Here, Mr. Kristofek is making a First Amendment retaliation claim, arguing that he—as an employee of the government—was fired for exercising his right to free speech. This a claim that only really applies to public employees as private employers have a great deal of leeway when it comes to firing you for speech they don’t agree with.
In order to succeed in a First Amendment retaliation claim, a public employee such as Mr. Kristofek must show three things:
- their speech was constitutionally protected,
- this protected speech was the cause of negative employment action taken against them by their employer, and
- the employee suffered a harm as a result of this negative employment action.
In this case, the last bit isn’t particularly controversial; if you lose your job, you have been harmed. The evidence also seems to point towards Mr. Kristofek being fired over speaking to the FBI. This means that the more complicated issue is whether his speech was protected.
It certainly seems like it should be. If police aren’t protected when they blow the whistle on the misconduct of their fellow officers, it sets a heck of a bad precedent.
Mr. Kristofek’s Case So Far
The district court has dismissed Mr. Kristofek’s case not once, but twice, ruling against him on essentially every factor from whether he was speaking pursuant to his duties to whether the speech was even of public concern. Fortunately, the 7th Circuit Appeals court has reversed the district court both times and salvaged Mr. Kristofek’s lawsuit. This most recent time, the 7th Circuit has even assigned a new district court judge to review the case.

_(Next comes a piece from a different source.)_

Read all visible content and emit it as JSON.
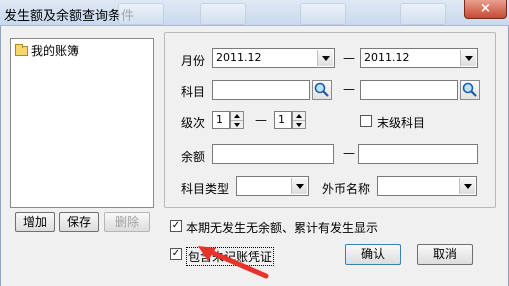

Scully successfully argued to the district court that reporting police misconduct is part of a policeman’s duties and thus speech in this vein is not made as a private citizen. He also argued that the speech was not of public concern, the interest in efficient police duties outweighed the interest in reporting to the FBI, and that the allegations themselves were baseless.
The 7th Circuit Appeals Court was buying none of it. Not only did they point out that courts have always considered reporting corruption a matter of serious public concern, they rejected Sully’s argument that reporting corruption was part of Kristofek’s job. This argument seems particularly silly; it amounts to an argument that Kristofek was fired for doing his job. However, the court rejected it on the grounds that there was no evidence that Kristofek had a duty as an officer to report the incident. The truth of the statements was ruled to be irrelevant because Kristofek’s speech would be protected, regardless of truthfulness, unless he actually knew or was reckless in not knowing that his allegations were false.
While the court felt that the interests weighed in favor of Mr. Kristofek in this case, they made it clear that there could be some cases where the interest in reporting potential misconduct could be outweighed by the disruption it could cause. Misconduct, as a strong public concern, requires a particularly convincing reasons to outweigh the public’s interest. However, where there is little factual basis to the allegations, the court said that the public’s interest could be outweighed.
Preventing police corruption is extremely important, just like all government corruption. The people closest to that corruption are the public employees who work around it. It’s important that we zealously protect their ability to report misconduct because these employees may be the only people who could report such conduct. This case is far from over, but the 7th Circuit Appeals court has helped ensure that public employees are receiving the protection they need.